Professor Martin considers whether human nature or religion is the "singular virus which more than anything else undermines reason and persuades us to evil courses." He concludes this is neither - at least completely. The most powerful casus belli is a complex and often confused blurring of nationalistic principles of which religion is only a single marker. Accordingly, the "argument from Bosnia" that places religion as "a deadly psychological evasion and a social suction," is more aptly a corruption beginning in the fourth century with the temptation of establishment where the Church merged with the political powers of the state and, thereby, corrupted the principles of the faith. Moreover, this idea that religion, Christianity in particular, can alone move men toward war is oversimplified. Martin challenges zoologist Richard Dawkins who insists that the certainty resulting from religious indoctrination correlates directly to war making. Martin examines the evidence and finds that each situation, whether it be in Europe, North America or Asia, is too complex to make such grand "generalizations." It neither matters where the war takes place nor who is engaged in the combat. Because any peace at any time is hard to keep under the best of circumstances, Martin suggests that "a radical and peaceable universalism embodied in the foundation documents of Christianity" offers the best prescription against war making.

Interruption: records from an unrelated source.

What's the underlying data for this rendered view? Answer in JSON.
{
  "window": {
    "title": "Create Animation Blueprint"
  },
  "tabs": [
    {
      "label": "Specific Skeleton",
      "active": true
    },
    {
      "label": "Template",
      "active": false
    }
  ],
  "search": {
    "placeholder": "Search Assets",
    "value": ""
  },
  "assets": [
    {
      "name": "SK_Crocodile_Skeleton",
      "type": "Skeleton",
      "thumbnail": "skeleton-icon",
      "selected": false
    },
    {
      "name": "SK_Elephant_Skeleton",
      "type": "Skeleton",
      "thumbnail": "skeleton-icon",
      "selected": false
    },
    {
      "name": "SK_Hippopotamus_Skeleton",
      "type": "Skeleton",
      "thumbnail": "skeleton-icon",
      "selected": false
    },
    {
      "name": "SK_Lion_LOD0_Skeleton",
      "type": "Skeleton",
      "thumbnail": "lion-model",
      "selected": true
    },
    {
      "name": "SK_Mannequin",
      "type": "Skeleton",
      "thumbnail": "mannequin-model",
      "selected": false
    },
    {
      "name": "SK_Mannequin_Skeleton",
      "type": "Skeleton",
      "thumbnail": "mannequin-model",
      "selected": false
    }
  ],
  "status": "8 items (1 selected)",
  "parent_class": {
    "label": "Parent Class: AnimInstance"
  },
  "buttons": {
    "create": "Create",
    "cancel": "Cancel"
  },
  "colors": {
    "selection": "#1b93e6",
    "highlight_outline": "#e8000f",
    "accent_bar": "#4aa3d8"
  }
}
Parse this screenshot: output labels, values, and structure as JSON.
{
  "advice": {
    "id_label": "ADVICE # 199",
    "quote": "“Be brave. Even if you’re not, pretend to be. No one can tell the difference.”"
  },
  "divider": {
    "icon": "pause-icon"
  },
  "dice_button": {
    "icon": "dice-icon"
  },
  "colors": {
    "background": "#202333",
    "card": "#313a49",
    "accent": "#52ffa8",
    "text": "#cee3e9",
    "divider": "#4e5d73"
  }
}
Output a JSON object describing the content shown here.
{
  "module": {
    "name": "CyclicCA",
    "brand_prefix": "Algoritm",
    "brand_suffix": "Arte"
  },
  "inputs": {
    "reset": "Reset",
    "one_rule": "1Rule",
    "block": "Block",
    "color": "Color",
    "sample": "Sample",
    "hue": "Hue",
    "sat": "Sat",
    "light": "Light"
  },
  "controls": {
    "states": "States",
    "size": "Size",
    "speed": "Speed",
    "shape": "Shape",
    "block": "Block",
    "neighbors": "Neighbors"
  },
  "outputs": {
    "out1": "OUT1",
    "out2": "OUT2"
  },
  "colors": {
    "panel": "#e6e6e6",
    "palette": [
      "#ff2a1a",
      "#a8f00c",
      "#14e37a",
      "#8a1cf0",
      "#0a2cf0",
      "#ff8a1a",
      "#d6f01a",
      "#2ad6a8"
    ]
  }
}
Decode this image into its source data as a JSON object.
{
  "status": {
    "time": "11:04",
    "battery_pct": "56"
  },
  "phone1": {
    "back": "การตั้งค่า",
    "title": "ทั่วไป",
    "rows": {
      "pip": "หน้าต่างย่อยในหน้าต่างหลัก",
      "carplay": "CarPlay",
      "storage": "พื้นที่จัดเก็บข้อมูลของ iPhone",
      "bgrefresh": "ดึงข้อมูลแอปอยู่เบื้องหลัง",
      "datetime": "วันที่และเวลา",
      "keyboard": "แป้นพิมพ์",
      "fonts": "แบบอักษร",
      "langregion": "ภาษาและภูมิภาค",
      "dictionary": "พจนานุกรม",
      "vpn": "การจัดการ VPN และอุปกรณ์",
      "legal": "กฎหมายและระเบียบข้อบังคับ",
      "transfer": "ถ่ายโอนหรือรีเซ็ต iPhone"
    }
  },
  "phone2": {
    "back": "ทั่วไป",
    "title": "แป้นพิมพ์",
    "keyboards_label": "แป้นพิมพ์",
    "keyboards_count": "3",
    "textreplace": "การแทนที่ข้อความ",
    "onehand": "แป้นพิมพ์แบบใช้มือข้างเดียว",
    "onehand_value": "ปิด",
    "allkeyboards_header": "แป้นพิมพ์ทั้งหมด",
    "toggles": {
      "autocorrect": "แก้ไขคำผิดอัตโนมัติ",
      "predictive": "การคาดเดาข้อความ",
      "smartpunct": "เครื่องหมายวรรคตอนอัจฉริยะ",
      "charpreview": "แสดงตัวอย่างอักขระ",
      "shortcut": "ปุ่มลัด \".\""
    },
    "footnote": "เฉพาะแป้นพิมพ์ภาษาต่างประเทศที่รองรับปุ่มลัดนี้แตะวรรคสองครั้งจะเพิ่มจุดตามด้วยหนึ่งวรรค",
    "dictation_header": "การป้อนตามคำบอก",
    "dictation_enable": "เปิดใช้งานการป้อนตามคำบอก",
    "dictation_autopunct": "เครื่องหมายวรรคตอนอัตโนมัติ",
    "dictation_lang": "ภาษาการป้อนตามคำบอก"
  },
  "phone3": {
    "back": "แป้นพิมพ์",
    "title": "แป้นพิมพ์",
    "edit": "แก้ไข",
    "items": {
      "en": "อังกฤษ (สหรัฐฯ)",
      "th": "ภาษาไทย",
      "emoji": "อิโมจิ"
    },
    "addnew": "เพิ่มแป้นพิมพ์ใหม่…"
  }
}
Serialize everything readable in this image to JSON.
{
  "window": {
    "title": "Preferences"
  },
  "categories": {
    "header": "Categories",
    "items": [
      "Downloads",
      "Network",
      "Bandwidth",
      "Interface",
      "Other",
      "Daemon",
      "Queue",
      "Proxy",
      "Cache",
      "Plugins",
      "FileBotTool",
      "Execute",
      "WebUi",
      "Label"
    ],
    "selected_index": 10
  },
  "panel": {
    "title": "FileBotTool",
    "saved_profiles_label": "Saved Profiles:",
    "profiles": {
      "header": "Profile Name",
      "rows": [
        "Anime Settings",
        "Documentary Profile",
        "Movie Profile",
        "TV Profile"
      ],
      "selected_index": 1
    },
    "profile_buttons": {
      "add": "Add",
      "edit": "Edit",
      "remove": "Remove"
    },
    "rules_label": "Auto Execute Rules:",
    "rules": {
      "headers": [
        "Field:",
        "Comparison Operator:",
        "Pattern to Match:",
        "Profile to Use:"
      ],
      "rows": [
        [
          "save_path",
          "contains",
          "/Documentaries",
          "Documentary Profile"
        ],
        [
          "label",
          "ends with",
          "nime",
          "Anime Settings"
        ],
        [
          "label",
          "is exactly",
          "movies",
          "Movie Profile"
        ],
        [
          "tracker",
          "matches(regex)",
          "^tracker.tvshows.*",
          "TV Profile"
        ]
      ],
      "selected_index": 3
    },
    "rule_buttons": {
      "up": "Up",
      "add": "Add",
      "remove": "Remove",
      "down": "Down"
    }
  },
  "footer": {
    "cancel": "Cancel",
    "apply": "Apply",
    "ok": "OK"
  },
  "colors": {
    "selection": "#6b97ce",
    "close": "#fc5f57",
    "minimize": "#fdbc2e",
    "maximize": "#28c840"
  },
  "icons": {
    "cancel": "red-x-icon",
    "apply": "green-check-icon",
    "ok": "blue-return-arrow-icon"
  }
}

In the lectures, Martin challenges the interpretation of contemporary reality that so often faults Christianity, recognizing that nationalistic groups continue to claim religious justification in committing great atrocities. Martin does not avoid that troubling fact of life, but he remarks that he can find no evidence to prove that a decline in religiosity, or a minimized religious marker, results in a similar decrease in enmity. It is, again, a myriad of social markers established over centuries that mobilize these groups to war. Martin is quick to recognize, and this is where the power of his argument is most compelling, that the Christianity he refers to is very different from the incorporated religion of the state. Look toward the early Church Martin advises. There you will see Christianity at its most primitive state and, arguably, at its best.

Nonetheless, in later centuries Christianity along with most powerful religious organizations often infused raison d'etat. Martin writes, "[T]hroughout the early phases of differentiation, religion remained in partial alliance with organicist ideologies, for example, monarchical absolutism, enlightened autocracy (or oligarchy), and secular populist nationalism." However, when considering the current state of the Christian community and the future potential associated with that community "Christianity acquires a greater capacity than secular society to provide an independent and distinctive socialization." According to Martin, that socialization is conciliation and peaceability. This insistence upon the ethic of love as the motivator for action in the world is the real effect of Christianity.

This collection of lectures is well worth careful consideration. Martin does an outstanding job of engaging the culture of the academy in his argument. Moreover, because he insists upon untying the knots of real human experience, employing material from Britain, the United States, Latin America and Romania, he is compelling. Students of religion and teachers alike will find this information useful.

W. King Mott, Jr.,

Seton Hall University